**Exercise requirements**
Restate the listing below with no word altered.

**Listed records**
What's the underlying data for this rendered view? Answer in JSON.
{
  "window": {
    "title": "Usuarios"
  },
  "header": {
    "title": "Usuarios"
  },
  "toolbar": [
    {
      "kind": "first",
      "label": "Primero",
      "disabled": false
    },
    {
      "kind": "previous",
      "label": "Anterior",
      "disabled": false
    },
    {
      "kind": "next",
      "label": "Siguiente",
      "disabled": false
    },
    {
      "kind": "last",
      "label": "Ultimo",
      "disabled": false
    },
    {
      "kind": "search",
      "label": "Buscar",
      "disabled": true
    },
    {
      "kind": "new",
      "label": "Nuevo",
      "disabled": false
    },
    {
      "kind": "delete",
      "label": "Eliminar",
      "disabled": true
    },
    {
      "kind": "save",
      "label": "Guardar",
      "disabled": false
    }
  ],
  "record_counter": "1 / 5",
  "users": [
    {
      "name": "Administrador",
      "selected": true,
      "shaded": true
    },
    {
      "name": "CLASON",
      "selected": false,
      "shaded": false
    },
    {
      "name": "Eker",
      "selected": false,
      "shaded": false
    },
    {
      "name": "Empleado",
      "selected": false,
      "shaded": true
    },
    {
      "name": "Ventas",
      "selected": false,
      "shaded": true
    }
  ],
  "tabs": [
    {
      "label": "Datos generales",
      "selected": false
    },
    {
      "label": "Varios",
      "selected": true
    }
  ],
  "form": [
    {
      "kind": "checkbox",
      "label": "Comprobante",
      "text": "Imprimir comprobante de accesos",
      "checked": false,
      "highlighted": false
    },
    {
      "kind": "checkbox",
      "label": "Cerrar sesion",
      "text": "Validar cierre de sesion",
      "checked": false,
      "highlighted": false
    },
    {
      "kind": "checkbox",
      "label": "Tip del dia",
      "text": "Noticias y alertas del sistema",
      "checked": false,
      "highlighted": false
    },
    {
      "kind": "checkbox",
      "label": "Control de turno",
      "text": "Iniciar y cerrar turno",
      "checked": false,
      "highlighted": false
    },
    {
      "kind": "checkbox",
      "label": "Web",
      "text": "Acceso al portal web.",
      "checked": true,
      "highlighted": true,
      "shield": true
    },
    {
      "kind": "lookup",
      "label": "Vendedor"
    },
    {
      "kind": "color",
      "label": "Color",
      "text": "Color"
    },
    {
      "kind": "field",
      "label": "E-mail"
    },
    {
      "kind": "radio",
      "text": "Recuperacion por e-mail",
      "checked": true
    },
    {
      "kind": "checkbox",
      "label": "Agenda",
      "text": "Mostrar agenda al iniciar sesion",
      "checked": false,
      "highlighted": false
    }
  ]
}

**Response box**
What's the underlying data for this rendered view? Answer in JSON.
{
  "window": {
    "title": "Usuarios"
  },
  "header": {
    "title": "Usuarios"
  },
  "toolbar": [
    {
      "kind": "first",
      "label": "Primero",
      "disabled": false
    },
    {
      "kind": "previous",
      "label": "Anterior",
      "disabled": false
    },
    {
      "kind": "next",
      "label": "Siguiente",
      "disabled": false
    },
    {
      "kind": "last",
      "label": "Ultimo",
      "disabled": false
    },
    {
      "kind": "search",
      "label": "Buscar",
      "disabled": true
    },
    {
      "kind": "new",
      "label": "Nuevo",
      "disabled": false
    },
    {
      "kind": "delete",
      "label": "Eliminar",
      "disabled": true
    },
    {
      "kind": "save",
      "label": "Guardar",
      "disabled": false
    }
  ],
  "record_counter": "1 / 5",
  "users": [
    {
      "name": "Administrador",
      "selected": true,
      "shaded": true
    },
    {
      "name": "CLASON",
      "selected": false,
      "shaded": false
    },
    {
      "name": "Eker",
      "selected": false,
      "shaded": false
    },
    {
      "name": "Empleado",
      "selected": false,
      "shaded": true
    },
    {
      "name": "Ventas",
      "selected": false,
      "shaded": true
    }
  ],
  "tabs": [
    {
      "label": "Datos generales",
      "selected": false
    },
    {
      "label": "Varios",
      "selected": true
    }
  ],
  "form": [
    {
      "kind": "checkbox",
      "label": "Comprobante",
      "text": "Imprimir comprobante de accesos",
      "checked": false,
      "highlighted": false
    },
    {
      "kind": "checkbox",
      "label": "Cerrar sesion",
      "text": "Validar cierre de sesion",
      "checked": false,
      "highlighted": false
    },
    {
      "kind": "checkbox",
      "label": "Tip del dia",
      "text": "Noticias y alertas del sistema",
      "checked": false,
      "highlighted": false
    },
    {
      "kind": "checkbox",
      "label": "Control de turno",
      "text": "Iniciar y cerrar turno",
      "checked": false,
      "highlighted": false
    },
    {
      "kind": "checkbox",
      "label": "Web",
      "text": "Acceso al portal web.",
      "checked": true,
      "highlighted": true,
      "shield": true
    },
    {
      "kind": "lookup",
      "label": "Vendedor"
    },
    {
      "kind": "color",
      "label": "Color",
      "text": "Color"
    },
    {
      "kind": "field",
      "label": "E-mail"
    },
    {
      "kind": "radio",
      "text": "Recuperacion por e-mail",
      "checked": true
    },
    {
      "kind": "checkbox",
      "label": "Agenda",
      "text": "Mostrar agenda al iniciar sesion",
      "checked": false,
      "highlighted": false
    }
  ]
}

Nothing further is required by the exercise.